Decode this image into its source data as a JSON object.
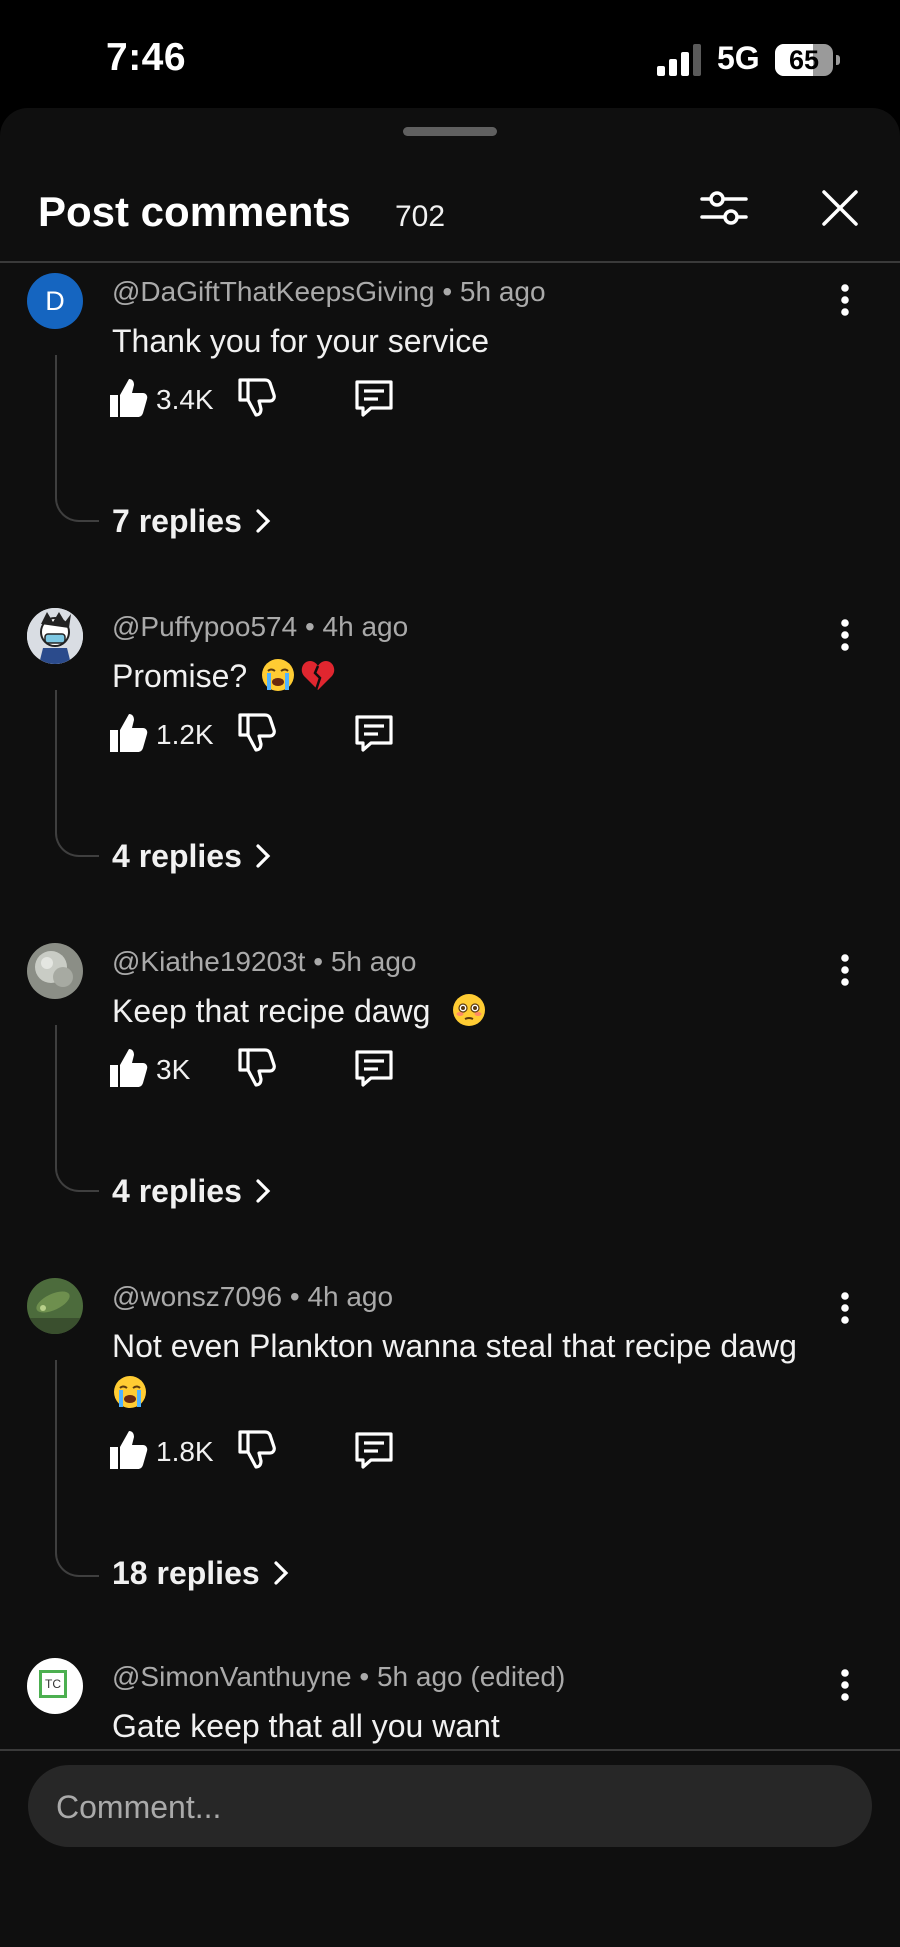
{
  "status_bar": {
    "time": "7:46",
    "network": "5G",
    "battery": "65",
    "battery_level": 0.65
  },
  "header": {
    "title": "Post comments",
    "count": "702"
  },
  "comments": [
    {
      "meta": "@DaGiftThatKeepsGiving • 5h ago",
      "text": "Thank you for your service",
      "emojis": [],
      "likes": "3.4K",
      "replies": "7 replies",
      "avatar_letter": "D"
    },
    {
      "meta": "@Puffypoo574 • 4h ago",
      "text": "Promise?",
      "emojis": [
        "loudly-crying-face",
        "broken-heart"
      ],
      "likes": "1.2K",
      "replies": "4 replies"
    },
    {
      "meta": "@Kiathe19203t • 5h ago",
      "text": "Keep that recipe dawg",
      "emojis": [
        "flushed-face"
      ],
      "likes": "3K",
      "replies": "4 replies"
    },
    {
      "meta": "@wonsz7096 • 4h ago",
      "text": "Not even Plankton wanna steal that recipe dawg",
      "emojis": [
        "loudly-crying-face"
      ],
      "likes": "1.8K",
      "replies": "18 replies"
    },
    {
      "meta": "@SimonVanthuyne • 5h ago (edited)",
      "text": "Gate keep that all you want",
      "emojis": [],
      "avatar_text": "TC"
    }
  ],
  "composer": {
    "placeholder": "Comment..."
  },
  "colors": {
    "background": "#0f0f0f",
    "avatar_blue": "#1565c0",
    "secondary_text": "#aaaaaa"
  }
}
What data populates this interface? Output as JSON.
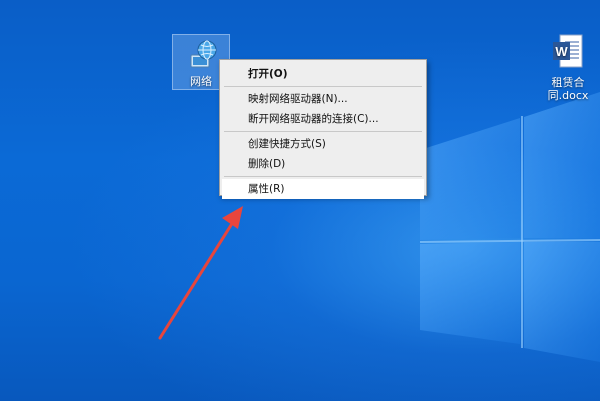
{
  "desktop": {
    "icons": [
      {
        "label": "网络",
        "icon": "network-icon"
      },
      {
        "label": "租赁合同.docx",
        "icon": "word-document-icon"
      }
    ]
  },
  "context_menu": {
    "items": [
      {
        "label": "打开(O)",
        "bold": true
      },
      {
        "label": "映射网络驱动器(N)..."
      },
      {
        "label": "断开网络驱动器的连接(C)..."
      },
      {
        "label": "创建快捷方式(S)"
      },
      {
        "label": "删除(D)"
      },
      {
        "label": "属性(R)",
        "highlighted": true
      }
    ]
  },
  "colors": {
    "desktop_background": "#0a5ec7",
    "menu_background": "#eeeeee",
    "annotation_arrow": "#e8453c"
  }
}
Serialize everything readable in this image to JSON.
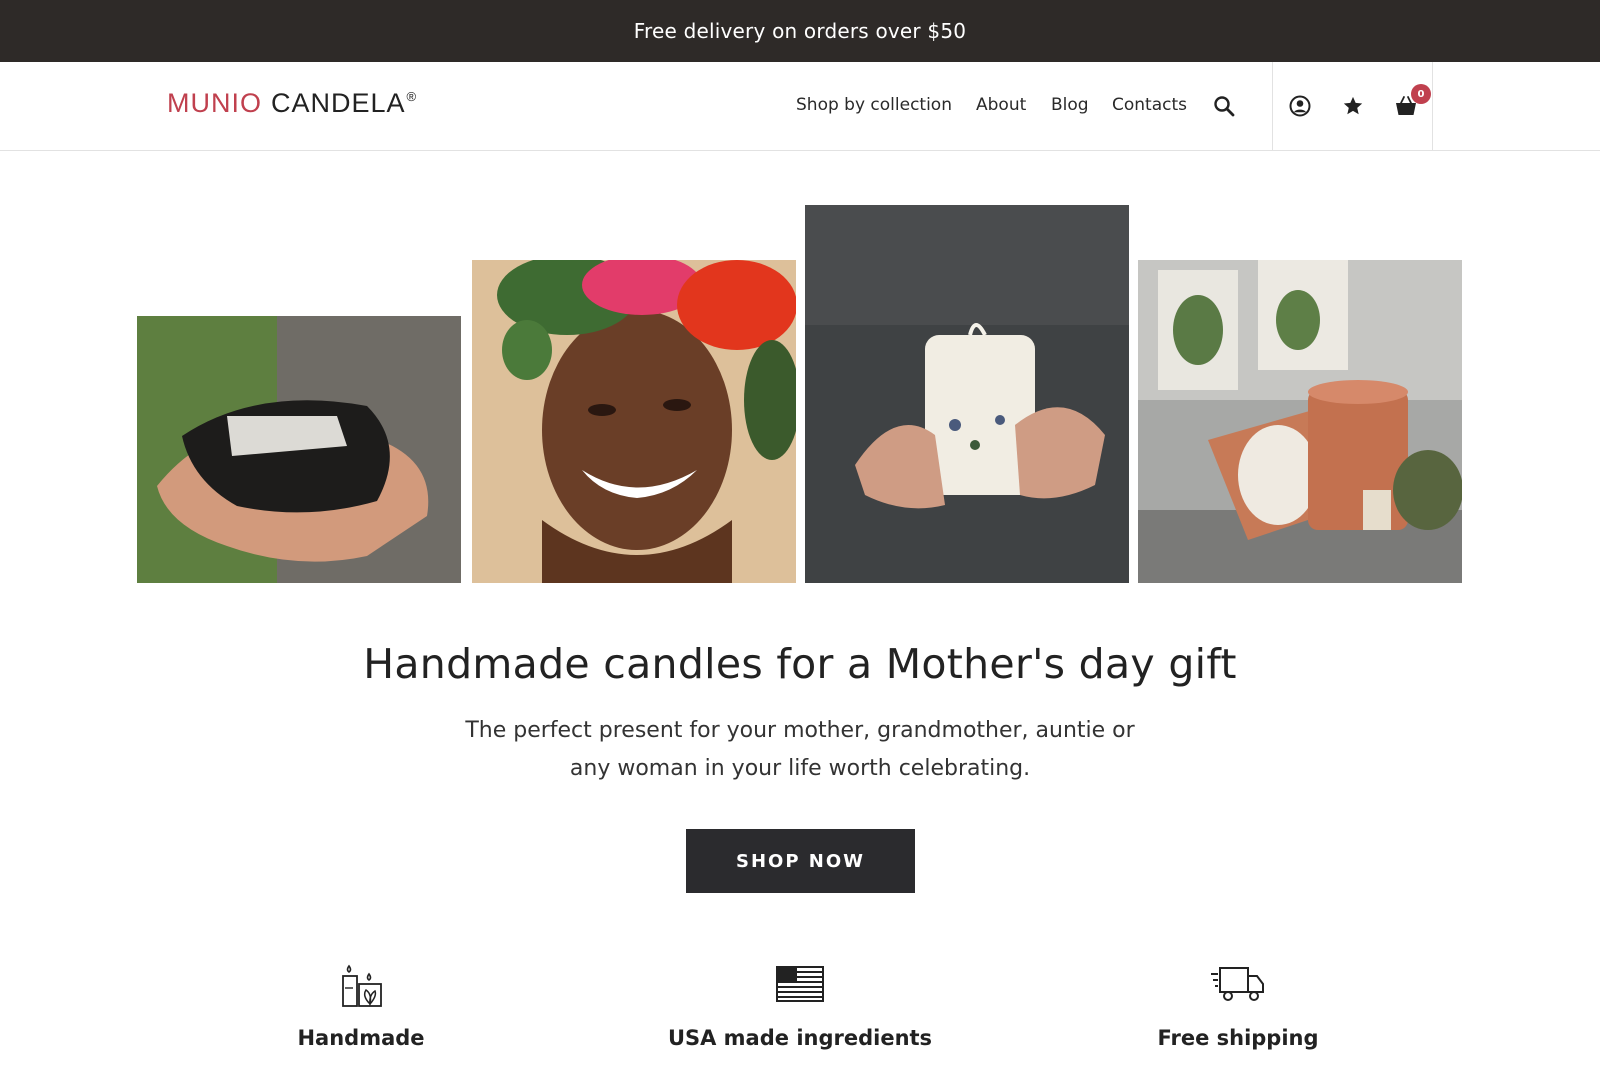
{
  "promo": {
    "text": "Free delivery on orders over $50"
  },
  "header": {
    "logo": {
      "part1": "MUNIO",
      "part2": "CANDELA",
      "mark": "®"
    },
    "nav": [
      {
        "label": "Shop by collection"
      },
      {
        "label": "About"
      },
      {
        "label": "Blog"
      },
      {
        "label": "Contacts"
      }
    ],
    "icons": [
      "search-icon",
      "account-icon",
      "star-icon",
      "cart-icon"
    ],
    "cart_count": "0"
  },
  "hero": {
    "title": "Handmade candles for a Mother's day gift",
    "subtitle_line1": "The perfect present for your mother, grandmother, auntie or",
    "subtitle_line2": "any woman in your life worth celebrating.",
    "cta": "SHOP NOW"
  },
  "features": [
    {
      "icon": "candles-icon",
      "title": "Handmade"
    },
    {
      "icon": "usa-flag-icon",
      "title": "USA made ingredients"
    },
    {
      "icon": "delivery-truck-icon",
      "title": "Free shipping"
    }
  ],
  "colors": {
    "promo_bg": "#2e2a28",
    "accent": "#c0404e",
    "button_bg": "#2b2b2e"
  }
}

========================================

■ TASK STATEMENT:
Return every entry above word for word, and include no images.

■ REPLY:
Decode this image into its source data as a JSON object.
{
  "status_bar": {
    "time": "7:46",
    "network": "5G",
    "battery": "65",
    "battery_level": 0.65
  },
  "header": {
    "title": "Post comments",
    "count": "702"
  },
  "comments": [
    {
      "meta": "@DaGiftThatKeepsGiving • 5h ago",
      "text": "Thank you for your service",
      "emojis": [],
      "likes": "3.4K",
      "replies": "7 replies",
      "avatar_letter": "D"
    },
    {
      "meta": "@Puffypoo574 • 4h ago",
      "text": "Promise?",
      "emojis": [
        "loudly-crying-face",
        "broken-heart"
      ],
      "likes": "1.2K",
      "replies": "4 replies"
    },
    {
      "meta": "@Kiathe19203t • 5h ago",
      "text": "Keep that recipe dawg",
      "emojis": [
        "flushed-face"
      ],
      "likes": "3K",
      "replies": "4 replies"
    },
    {
      "meta": "@wonsz7096 • 4h ago",
      "text": "Not even Plankton wanna steal that recipe dawg",
      "emojis": [
        "loudly-crying-face"
      ],
      "likes": "1.8K",
      "replies": "18 replies"
    },
    {
      "meta": "@SimonVanthuyne • 5h ago (edited)",
      "text": "Gate keep that all you want",
      "emojis": [],
      "avatar_text": "TC"
    }
  ],
  "composer": {
    "placeholder": "Comment..."
  },
  "colors": {
    "background": "#0f0f0f",
    "avatar_blue": "#1565c0",
    "secondary_text": "#aaaaaa"
  }
}
What data populates this interface? Output as JSON.
{
  "desktop": {
    "icons": [
      {
        "label": "网络",
        "icon": "network-icon"
      },
      {
        "label": "租赁合同.docx",
        "icon": "word-document-icon"
      }
    ]
  },
  "context_menu": {
    "items": [
      {
        "label": "打开(O)",
        "bold": true
      },
      {
        "label": "映射网络驱动器(N)..."
      },
      {
        "label": "断开网络驱动器的连接(C)..."
      },
      {
        "label": "创建快捷方式(S)"
      },
      {
        "label": "删除(D)"
      },
      {
        "label": "属性(R)",
        "highlighted": true
      }
    ]
  },
  "colors": {
    "desktop_background": "#0a5ec7",
    "menu_background": "#eeeeee",
    "annotation_arrow": "#e8453c"
  }
}
Serialize everything readable in this image to JSON.
{
  "promo": {
    "text": "Free delivery on orders over $50"
  },
  "header": {
    "logo": {
      "part1": "MUNIO",
      "part2": "CANDELA",
      "mark": "®"
    },
    "nav": [
      {
        "label": "Shop by collection"
      },
      {
        "label": "About"
      },
      {
        "label": "Blog"
      },
      {
        "label": "Contacts"
      }
    ],
    "icons": [
      "search-icon",
      "account-icon",
      "star-icon",
      "cart-icon"
    ],
    "cart_count": "0"
  },
  "hero": {
    "title": "Handmade candles for a Mother's day gift",
    "subtitle_line1": "The perfect present for your mother, grandmother, auntie or",
    "subtitle_line2": "any woman in your life worth celebrating.",
    "cta": "SHOP NOW"
  },
  "features": [
    {
      "icon": "candles-icon",
      "title": "Handmade"
    },
    {
      "icon": "usa-flag-icon",
      "title": "USA made ingredients"
    },
    {
      "icon": "delivery-truck-icon",
      "title": "Free shipping"
    }
  ],
  "colors": {
    "promo_bg": "#2e2a28",
    "accent": "#c0404e",
    "button_bg": "#2b2b2e"
  }
}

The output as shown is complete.